[Dataset]
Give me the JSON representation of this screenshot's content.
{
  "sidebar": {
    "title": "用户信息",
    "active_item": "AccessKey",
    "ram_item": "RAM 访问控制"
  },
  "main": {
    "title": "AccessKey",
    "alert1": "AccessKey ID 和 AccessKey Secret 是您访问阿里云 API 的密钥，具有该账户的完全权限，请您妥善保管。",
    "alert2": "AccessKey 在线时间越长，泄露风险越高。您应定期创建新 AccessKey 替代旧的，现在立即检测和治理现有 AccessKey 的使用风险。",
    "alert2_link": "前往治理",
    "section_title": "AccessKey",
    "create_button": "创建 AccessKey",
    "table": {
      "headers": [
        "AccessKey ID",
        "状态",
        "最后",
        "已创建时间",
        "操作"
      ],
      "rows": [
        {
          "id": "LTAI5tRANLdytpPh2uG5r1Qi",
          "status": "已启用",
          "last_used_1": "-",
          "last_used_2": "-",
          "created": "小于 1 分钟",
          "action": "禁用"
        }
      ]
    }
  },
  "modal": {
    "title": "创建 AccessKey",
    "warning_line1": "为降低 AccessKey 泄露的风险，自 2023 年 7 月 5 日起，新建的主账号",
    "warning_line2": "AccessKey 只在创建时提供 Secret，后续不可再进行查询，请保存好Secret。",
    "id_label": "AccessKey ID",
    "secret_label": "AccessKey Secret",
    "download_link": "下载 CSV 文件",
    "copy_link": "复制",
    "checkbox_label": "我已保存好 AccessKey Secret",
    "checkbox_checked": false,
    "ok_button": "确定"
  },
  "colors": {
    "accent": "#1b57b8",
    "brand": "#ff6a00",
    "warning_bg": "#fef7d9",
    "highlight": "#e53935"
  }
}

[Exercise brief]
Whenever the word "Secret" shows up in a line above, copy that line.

[Your response]
    "alert1": "AccessKey ID 和 AccessKey Secret 是您访问阿里云 API 的密钥，具有该账户的完全权限，请您妥善保管。",
    "warning_line2": "AccessKey 只在创建时提供 Secret，后续不可再进行查询，请保存好Secret。",
    "secret_label": "AccessKey Secret",
    "checkbox_label": "我已保存好 AccessKey Secret",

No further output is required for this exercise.